━━━━━ Material provided ━━━━━
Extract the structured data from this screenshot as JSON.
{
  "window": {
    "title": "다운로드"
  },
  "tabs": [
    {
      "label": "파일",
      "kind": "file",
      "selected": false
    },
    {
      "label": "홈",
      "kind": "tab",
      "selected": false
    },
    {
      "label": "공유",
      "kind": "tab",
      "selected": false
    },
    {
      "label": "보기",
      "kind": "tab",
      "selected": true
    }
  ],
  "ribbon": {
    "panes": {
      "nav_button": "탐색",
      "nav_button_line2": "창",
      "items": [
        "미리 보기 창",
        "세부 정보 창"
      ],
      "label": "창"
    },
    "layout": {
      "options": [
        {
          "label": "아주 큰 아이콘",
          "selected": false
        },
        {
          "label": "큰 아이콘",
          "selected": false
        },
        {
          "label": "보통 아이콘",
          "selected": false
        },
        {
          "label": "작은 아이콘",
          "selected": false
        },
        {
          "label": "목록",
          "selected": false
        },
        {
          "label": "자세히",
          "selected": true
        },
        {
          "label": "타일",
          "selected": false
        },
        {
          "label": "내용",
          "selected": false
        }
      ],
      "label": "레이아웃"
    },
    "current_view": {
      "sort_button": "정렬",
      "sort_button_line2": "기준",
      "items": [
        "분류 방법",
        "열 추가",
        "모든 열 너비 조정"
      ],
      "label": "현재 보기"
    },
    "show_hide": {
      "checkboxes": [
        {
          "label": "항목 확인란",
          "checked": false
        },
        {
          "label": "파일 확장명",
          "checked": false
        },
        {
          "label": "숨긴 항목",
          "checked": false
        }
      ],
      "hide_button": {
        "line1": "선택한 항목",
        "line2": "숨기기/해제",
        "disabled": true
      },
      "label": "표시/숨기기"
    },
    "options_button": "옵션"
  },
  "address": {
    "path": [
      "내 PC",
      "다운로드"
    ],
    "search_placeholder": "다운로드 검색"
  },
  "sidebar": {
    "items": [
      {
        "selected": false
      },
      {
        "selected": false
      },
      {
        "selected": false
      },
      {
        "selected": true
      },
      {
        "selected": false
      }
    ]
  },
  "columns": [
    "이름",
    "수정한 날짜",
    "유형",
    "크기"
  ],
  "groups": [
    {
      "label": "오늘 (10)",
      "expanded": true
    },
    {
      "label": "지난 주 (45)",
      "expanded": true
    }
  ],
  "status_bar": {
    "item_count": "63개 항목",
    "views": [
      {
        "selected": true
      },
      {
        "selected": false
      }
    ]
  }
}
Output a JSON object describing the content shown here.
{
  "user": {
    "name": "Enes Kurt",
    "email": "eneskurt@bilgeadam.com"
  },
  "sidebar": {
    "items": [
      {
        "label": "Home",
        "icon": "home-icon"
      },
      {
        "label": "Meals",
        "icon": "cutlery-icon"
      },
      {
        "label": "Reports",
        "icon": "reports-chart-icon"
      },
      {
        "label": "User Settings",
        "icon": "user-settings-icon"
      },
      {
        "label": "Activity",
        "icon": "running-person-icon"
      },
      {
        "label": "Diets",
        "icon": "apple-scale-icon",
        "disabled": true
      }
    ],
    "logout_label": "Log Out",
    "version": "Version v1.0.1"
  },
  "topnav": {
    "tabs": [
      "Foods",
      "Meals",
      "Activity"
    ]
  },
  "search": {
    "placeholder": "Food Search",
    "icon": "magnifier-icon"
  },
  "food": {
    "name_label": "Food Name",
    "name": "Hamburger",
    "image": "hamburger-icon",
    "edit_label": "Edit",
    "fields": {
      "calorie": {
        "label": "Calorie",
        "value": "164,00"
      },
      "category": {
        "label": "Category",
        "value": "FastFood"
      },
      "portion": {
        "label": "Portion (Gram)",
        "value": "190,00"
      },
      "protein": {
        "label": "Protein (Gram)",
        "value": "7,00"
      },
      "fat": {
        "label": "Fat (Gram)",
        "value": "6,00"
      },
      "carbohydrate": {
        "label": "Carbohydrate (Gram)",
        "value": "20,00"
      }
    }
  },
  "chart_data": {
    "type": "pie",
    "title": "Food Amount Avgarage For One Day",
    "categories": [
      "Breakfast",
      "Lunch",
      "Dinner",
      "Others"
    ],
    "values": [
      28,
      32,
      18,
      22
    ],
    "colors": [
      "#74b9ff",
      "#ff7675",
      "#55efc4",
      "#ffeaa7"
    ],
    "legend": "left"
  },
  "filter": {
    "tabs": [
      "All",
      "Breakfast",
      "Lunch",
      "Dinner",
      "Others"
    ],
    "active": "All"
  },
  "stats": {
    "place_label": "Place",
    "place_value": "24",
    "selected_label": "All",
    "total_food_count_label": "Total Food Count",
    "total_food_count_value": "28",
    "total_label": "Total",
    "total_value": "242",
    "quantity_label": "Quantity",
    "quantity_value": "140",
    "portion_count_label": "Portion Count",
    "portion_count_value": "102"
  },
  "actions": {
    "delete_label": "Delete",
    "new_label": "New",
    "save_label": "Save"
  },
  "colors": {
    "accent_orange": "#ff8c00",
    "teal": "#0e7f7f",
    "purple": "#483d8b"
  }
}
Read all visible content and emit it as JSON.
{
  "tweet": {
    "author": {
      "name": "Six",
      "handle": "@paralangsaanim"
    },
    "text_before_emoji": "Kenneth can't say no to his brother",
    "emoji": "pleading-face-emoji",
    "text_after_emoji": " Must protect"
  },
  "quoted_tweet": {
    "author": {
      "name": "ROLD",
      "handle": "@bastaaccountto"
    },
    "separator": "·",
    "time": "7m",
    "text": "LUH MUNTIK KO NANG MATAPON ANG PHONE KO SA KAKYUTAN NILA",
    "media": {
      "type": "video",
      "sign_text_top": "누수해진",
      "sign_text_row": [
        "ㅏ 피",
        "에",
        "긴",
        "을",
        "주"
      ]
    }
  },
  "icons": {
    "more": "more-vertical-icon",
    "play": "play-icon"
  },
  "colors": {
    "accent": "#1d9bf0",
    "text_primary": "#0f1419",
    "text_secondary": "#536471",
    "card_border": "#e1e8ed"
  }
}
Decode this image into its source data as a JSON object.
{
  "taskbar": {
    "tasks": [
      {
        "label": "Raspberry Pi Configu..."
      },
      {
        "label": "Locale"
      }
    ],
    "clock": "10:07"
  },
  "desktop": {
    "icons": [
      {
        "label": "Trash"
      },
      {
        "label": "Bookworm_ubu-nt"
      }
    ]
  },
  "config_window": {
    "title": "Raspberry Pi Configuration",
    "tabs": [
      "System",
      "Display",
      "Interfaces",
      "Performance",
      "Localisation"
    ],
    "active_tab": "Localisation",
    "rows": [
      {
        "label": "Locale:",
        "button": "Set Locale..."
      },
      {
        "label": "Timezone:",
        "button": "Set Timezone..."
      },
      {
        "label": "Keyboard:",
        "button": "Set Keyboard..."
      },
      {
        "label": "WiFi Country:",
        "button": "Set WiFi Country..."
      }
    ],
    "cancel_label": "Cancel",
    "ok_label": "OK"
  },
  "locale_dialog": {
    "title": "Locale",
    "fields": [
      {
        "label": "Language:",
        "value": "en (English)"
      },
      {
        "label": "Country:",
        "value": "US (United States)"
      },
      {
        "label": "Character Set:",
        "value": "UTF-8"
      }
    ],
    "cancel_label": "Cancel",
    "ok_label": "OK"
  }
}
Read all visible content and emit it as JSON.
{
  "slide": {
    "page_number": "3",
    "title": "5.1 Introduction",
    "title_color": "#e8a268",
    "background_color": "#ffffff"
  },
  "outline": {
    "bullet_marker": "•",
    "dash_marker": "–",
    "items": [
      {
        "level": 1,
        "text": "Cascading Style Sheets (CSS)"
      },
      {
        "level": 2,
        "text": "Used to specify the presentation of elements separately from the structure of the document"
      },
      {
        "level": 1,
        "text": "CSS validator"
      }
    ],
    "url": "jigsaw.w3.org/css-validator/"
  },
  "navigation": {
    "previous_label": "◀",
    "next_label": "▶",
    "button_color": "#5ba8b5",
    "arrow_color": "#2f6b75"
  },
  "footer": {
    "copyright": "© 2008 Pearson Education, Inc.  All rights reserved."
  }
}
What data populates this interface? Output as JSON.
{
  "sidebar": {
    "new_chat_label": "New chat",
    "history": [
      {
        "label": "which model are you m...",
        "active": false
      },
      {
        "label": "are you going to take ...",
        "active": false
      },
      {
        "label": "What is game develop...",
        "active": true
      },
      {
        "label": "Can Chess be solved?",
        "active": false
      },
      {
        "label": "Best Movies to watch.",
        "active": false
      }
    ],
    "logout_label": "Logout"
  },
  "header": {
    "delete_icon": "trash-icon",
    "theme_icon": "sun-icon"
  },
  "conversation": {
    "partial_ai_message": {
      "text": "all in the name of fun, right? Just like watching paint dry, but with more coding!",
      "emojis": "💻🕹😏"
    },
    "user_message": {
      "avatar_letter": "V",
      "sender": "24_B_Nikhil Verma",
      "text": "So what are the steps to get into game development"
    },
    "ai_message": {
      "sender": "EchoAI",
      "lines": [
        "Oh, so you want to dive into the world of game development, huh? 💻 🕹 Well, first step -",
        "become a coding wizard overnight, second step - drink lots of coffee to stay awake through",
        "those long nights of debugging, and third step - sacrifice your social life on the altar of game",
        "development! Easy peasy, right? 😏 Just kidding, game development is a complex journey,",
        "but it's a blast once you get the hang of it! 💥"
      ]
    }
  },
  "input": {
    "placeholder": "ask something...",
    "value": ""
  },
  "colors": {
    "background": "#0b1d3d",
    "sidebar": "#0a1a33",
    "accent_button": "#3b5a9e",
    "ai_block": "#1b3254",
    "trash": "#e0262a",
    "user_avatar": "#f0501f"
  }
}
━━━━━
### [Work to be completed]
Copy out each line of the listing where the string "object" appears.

### [Result of the exercise]
Output a JSON object describing the content shown here.
Decode this image into its source data as a JSON object.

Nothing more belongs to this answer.